White Domination & the South (and now?)

From Defying Dixie: The Radical Roots of Civil Rights, 1919-1950, by Yale historian Glenda Elizabeth Gilmore:

“The nation we knew as Dixie survived into the 1950s because it zealously policed its borders. Within those borders, racial oppression reigned supreme, controlling not only public space but public conversation and private conscience and narrowing the political imagination of even its most defiant subjects. Those who openly protested white domination had to leave, one way or another. Once they left, they could no longer be Southerners. Those who did not grow up within the South would always be outsiders, for they could never be Southerners either.
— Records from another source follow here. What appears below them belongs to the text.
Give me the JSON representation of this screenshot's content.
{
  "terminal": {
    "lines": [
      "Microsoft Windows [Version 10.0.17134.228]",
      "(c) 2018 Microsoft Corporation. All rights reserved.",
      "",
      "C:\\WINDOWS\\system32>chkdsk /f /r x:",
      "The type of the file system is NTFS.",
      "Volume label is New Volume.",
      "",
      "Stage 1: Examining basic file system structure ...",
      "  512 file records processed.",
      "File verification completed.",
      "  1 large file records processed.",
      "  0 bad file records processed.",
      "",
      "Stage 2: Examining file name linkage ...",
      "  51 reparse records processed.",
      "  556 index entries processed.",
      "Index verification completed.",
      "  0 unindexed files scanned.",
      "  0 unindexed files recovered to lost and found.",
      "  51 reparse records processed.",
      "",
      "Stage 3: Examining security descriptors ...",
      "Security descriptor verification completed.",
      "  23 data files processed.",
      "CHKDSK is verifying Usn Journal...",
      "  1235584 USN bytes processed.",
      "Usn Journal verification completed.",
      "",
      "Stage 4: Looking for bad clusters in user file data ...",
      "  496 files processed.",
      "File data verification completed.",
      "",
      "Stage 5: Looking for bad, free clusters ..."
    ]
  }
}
I rose and stood for “Dixie” until I was twenty years old, when I finally made the connection between my mythical country and racial oppression.”